Reporters and tourists arriving in one of the three small African states recently have been highly confused by a crowd of individuals bearing signs reading "Welcome To Equatorial Guinea" adjacent to crowds of individuals bearing signs reading "Welcome To French Guinea" and "Welcome To Guinea-Bissau". Frequently, remarks and disagreements between the crowds soon spill over into recriminations and squabbling. Riot police have proved ineffectual in controlling the situation as they cannot determine whether or not they have jurisdiction. Several tourists have been so alarmed and disoriented that they have immediately got back on the plane and waited for their departure date to arrive, forced to eat the airline food to stay alive.
The indentity of the three states had already been eroded by President Bush's tendency to refer to them variously as Guyana, Guatemala, Guadalajara and Guantanamo. However a more recent incident has thrown things into further chaos.

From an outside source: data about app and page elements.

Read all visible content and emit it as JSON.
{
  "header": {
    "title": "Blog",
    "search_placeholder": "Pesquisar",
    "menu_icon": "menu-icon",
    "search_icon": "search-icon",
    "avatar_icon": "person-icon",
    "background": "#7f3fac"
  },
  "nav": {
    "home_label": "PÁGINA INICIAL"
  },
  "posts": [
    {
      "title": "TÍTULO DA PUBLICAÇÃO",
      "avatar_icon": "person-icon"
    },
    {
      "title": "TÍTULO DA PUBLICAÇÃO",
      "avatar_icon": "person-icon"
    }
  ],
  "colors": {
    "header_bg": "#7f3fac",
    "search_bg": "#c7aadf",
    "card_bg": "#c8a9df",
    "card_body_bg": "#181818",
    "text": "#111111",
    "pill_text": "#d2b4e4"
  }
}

The source of the confusion seems to date back to the 2009 Copenhagen summit when Guinea's Alpha Conde, Equatorial Guinea's Teodoro Obiang and Guinea-Bissau's Malam Sanha apparently decided to swap identities for a laugh in order to see whether any of the Western nations would notice. An alternative story claims that the three heads of state were confused by poorly written signs held by the chauffeurs who picked them up at the airport.
After the conference, the three leaders attempted to swap back but having thrown themselves so forcefully and totally into finally resolving climate change once and for all, they had lost focus on which state they had originally been the leader of and returned to the wrong countries. In all three cases, the country was now presented with a leader who was suddenly referring to the nation by a different name. Fearing punishment if they dared correct the head of state, various toadies and officials began imitating the name change.
However citizens of the other countries did not take kindly to another nation suddenly using their name, though international copyright law is unclear on names of nations, despite the clear ruling against North Korea's bid to become "Better Than America".
Smelling an opportunity to expand their power, the three leaders are using undercover agents in all three states, whose purpose is to convince the citizenry that all three are the same country and belong to the same leader.
Asked to address the situation, UN chief Ban Ki-Moon's response, "Well they might as well be the same country for all anyone cares", has been called 'less than helpful' by some commentators.
Observers remain fearful that the confusion may soon spread to Papa New Guinea and perhaps even Ghana and Gambia.